The lung is divided into two major compartments: the alveolar space and the parenchyma. The alveolar macrophages are the first line of leukocytes in the lung taking up incoming microbes or microbial antigens whereas the parenchymal dendritic cells (DCs) are believed to be the sole potent antigen presenting cells (APCs) in the lung. Both resting alveolar macrophages and parenchymal DCs express CD11c. Several important questions remain to be elucidated: 1] to which extent the alveolar space and lung parenchymal CD11c+ APCs differ in their phenotype and ability to activate naïve T cells; 2] whether they differ in their ability to activate antigen-experienced or -primed T cells; and 3] whether these lung CD11c+ APC populations differ from the splenic CD11c+ APCs which have been commonly used for understanding APC biology.
CD11c+ APCs from the alveolar space, lung parenchyma, and the spleen display differential co-stimulatory molecule expression and cytokine responsiveness upon stimulation. Alveolar space APCs are weak activators of naïve T cells compared to lung parenchymal and splenic CD11c+ APC populations. However, alveolar space APCs are able to potently activate the in vivo microbial antigen-primed T cells to a similar extent as lung parenchymal and splenic APCs.

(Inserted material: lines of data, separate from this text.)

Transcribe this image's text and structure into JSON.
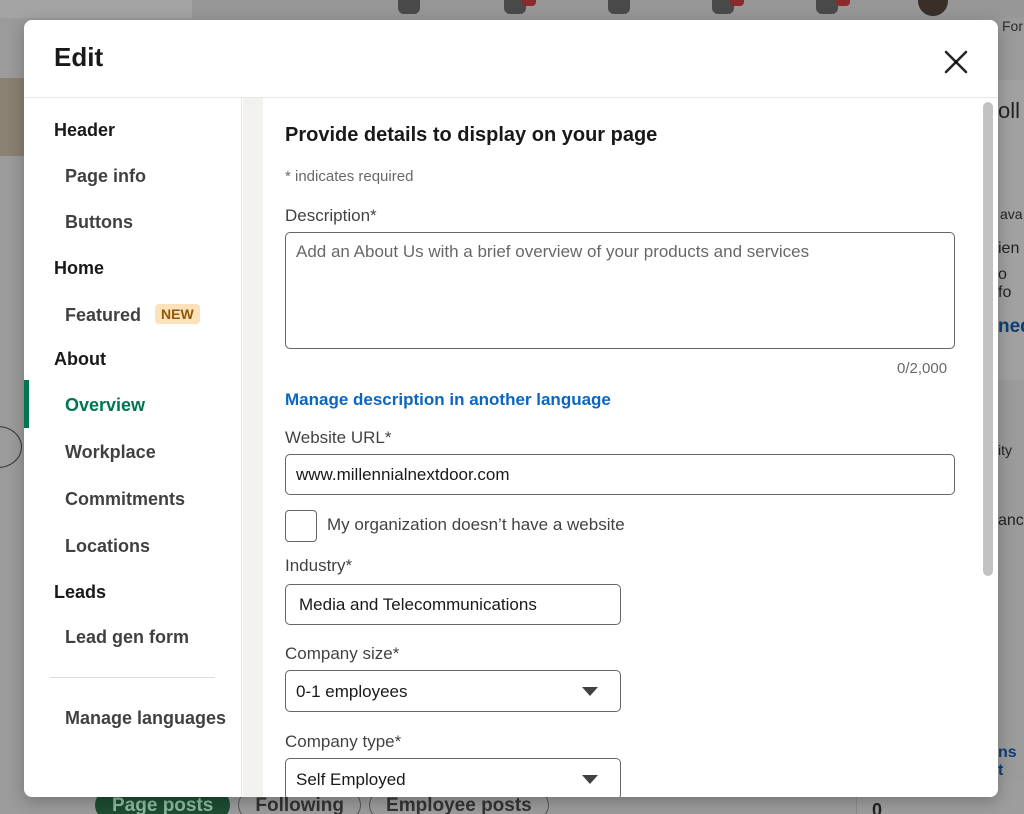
{
  "background": {
    "corner_text": "For",
    "right_snippets": [
      "oll",
      "ava",
      "ien",
      "o fo",
      "ned",
      "ity",
      "anc",
      "ns t"
    ],
    "tabs": [
      {
        "label": "Page posts",
        "active": true
      },
      {
        "label": "Following",
        "active": false
      },
      {
        "label": "Employee posts",
        "active": false
      }
    ],
    "right_number": "0"
  },
  "modal": {
    "title": "Edit",
    "close_icon": "close-icon"
  },
  "sidebar": {
    "sections": [
      {
        "label": "Header",
        "items": [
          {
            "label": "Page info"
          },
          {
            "label": "Buttons"
          }
        ]
      },
      {
        "label": "Home",
        "items": [
          {
            "label": "Featured",
            "badge": "NEW"
          }
        ]
      },
      {
        "label": "About",
        "items": [
          {
            "label": "Overview",
            "active": true
          },
          {
            "label": "Workplace"
          },
          {
            "label": "Commitments"
          },
          {
            "label": "Locations"
          }
        ]
      },
      {
        "label": "Leads",
        "items": [
          {
            "label": "Lead gen form"
          }
        ]
      }
    ],
    "footer_item": "Manage languages",
    "active_color": "#01754f"
  },
  "form": {
    "heading": "Provide details to display on your page",
    "required_note": "* indicates required",
    "description": {
      "label": "Description*",
      "value": "",
      "placeholder": "Add an About Us with a brief overview of your products and services",
      "counter": "0/2,000"
    },
    "manage_language_link": "Manage description in another language",
    "website": {
      "label": "Website URL*",
      "value": "www.millennialnextdoor.com"
    },
    "no_website_checkbox": {
      "label": "My organization doesn’t have a website",
      "checked": false
    },
    "industry": {
      "label": "Industry*",
      "value": "Media and Telecommunications"
    },
    "company_size": {
      "label": "Company size*",
      "value": "0-1 employees"
    },
    "company_type": {
      "label": "Company type*",
      "value": "Self Employed"
    },
    "link_color": "#0a66c2"
  }
}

Together our findings indicate that alveolar CD11c+ APCs have a specialized T cell-activating function, capable of activating antigen-primed, but not naïve, T cells whereas lung CD11c+ APCs are capable of activating both the naïve and antigen-primed T cell populations.